Mormons Terryl and Fiona Givens recently published The God Who Weeps, meant to explain their faith to a country newly fascinated by it. In an interview, they describe a distinctive Mormon doctrine, that, in Joseph Smith's words, "God Himself was once as we are now":

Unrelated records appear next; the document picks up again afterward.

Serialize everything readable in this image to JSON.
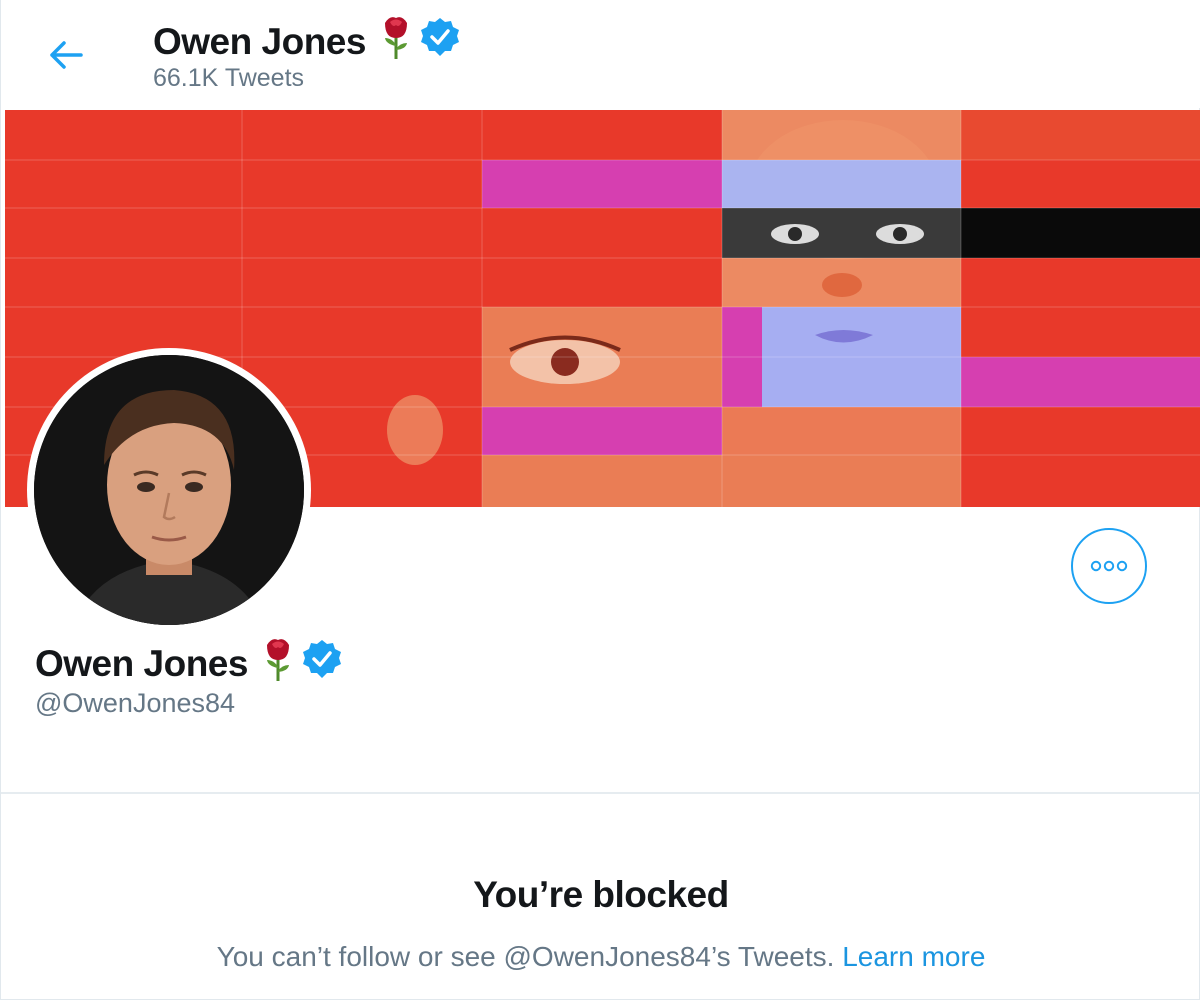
{
  "header": {
    "name": "Owen Jones",
    "tweet_count": "66.1K Tweets"
  },
  "profile": {
    "name": "Owen Jones",
    "handle": "@OwenJones84"
  },
  "blocked": {
    "title": "You’re blocked",
    "message": "You can’t follow or see @OwenJones84’s Tweets.",
    "link_label": "Learn more"
  },
  "icons": {
    "back": "arrow-left-icon",
    "rose": "rose-emoji-icon",
    "verified": "verified-badge-icon",
    "more": "more-horizontal-icon"
  },
  "colors": {
    "accent": "#1da1f2",
    "link": "#1b95e0",
    "banner_red": "#e8392a",
    "banner_pink": "#d63fb0",
    "secondary_text": "#657786"
  }
}
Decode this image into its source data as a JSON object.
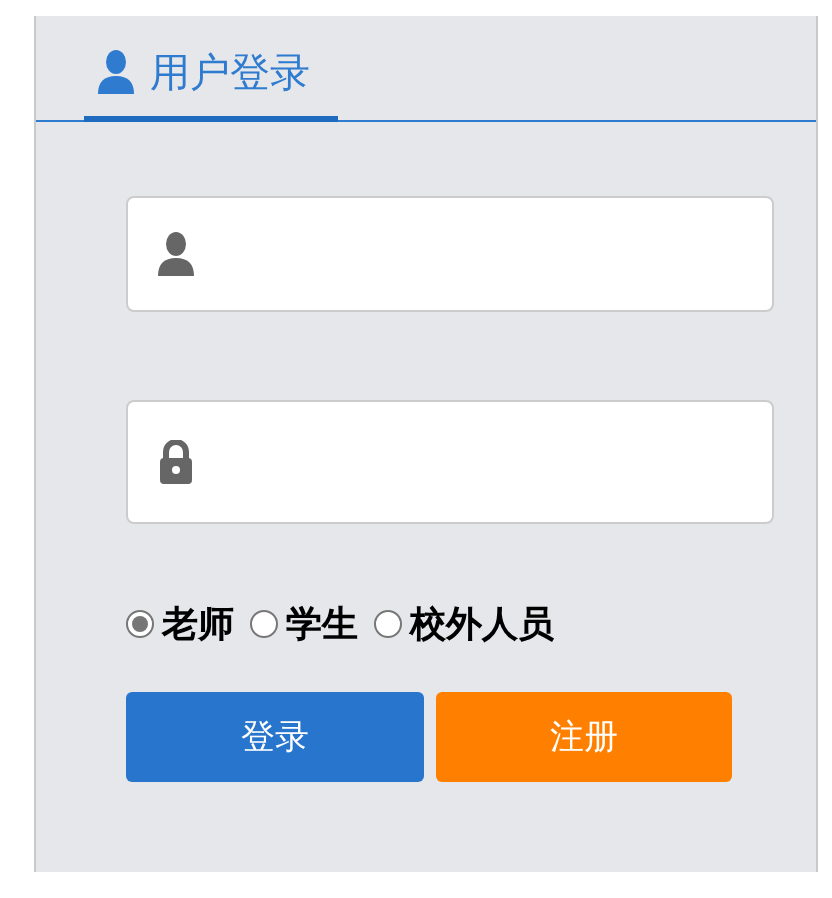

It is now common for believers and theologians alike to talk in terms of a feeling, personal, compassionate God. It is easy to forget that in 1830, the Christian world almost universally embraced a creedal position still on the books of many faiths: belief in a God “without body, parts, or passions.” Smith’s description of a Heavenly Father who literally wept over the pain of his children was a startling innovation. And Mormonism developed that cardinal insight into a God-theology that collapses the infinite divide separating Creator from creature into a bond of familial resemblance. God is a being of supreme majesty and perfection and holiness-but he is not utterly beyond our comprehension, or remote from a personal if worshipful relationship.